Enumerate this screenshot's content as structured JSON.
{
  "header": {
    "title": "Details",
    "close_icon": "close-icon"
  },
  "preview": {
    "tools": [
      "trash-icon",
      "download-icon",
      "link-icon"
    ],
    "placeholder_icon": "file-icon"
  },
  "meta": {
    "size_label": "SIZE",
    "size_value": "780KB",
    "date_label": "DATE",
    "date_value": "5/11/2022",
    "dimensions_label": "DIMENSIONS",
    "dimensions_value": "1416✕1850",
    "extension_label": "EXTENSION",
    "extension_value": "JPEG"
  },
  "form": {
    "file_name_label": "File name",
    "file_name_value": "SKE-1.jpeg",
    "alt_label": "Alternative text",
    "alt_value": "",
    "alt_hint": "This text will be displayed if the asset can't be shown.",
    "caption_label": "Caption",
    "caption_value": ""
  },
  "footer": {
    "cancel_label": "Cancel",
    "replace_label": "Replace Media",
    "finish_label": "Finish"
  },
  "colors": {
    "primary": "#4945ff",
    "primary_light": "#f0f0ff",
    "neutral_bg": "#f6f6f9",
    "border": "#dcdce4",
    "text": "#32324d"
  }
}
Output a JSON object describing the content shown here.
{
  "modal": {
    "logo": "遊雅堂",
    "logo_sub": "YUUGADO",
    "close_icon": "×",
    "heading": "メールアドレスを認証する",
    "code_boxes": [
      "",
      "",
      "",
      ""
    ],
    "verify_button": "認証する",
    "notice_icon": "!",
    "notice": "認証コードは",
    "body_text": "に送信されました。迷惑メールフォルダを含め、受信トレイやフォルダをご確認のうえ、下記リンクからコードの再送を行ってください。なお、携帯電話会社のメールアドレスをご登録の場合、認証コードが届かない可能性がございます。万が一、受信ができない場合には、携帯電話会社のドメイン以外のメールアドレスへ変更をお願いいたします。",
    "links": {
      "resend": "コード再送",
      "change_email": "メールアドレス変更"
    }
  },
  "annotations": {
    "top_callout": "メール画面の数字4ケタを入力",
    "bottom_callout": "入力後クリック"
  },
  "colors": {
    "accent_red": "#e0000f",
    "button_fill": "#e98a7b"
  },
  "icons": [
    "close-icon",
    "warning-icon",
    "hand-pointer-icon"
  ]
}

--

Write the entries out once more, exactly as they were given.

Enumerate this screenshot's content as structured JSON.
{
  "header": {
    "title": "Details",
    "close_icon": "close-icon"
  },
  "preview": {
    "tools": [
      "trash-icon",
      "download-icon",
      "link-icon"
    ],
    "placeholder_icon": "file-icon"
  },
  "meta": {
    "size_label": "SIZE",
    "size_value": "780KB",
    "date_label": "DATE",
    "date_value": "5/11/2022",
    "dimensions_label": "DIMENSIONS",
    "dimensions_value": "1416✕1850",
    "extension_label": "EXTENSION",
    "extension_value": "JPEG"
  },
  "form": {
    "file_name_label": "File name",
    "file_name_value": "SKE-1.jpeg",
    "alt_label": "Alternative text",
    "alt_value": "",
    "alt_hint": "This text will be displayed if the asset can't be shown.",
    "caption_label": "Caption",
    "caption_value": ""
  },
  "footer": {
    "cancel_label": "Cancel",
    "replace_label": "Replace Media",
    "finish_label": "Finish"
  },
  "colors": {
    "primary": "#4945ff",
    "primary_light": "#f0f0ff",
    "neutral_bg": "#f6f6f9",
    "border": "#dcdce4",
    "text": "#32324d"
  }
}
Output a JSON object describing the content shown here.
{
  "modal": {
    "logo": "遊雅堂",
    "logo_sub": "YUUGADO",
    "close_icon": "×",
    "heading": "メールアドレスを認証する",
    "code_boxes": [
      "",
      "",
      "",
      ""
    ],
    "verify_button": "認証する",
    "notice_icon": "!",
    "notice": "認証コードは",
    "body_text": "に送信されました。迷惑メールフォルダを含め、受信トレイやフォルダをご確認のうえ、下記リンクからコードの再送を行ってください。なお、携帯電話会社のメールアドレスをご登録の場合、認証コードが届かない可能性がございます。万が一、受信ができない場合には、携帯電話会社のドメイン以外のメールアドレスへ変更をお願いいたします。",
    "links": {
      "resend": "コード再送",
      "change_email": "メールアドレス変更"
    }
  },
  "annotations": {
    "top_callout": "メール画面の数字4ケタを入力",
    "bottom_callout": "入力後クリック"
  },
  "colors": {
    "accent_red": "#e0000f",
    "button_fill": "#e98a7b"
  },
  "icons": [
    "close-icon",
    "warning-icon",
    "hand-pointer-icon"
  ]
}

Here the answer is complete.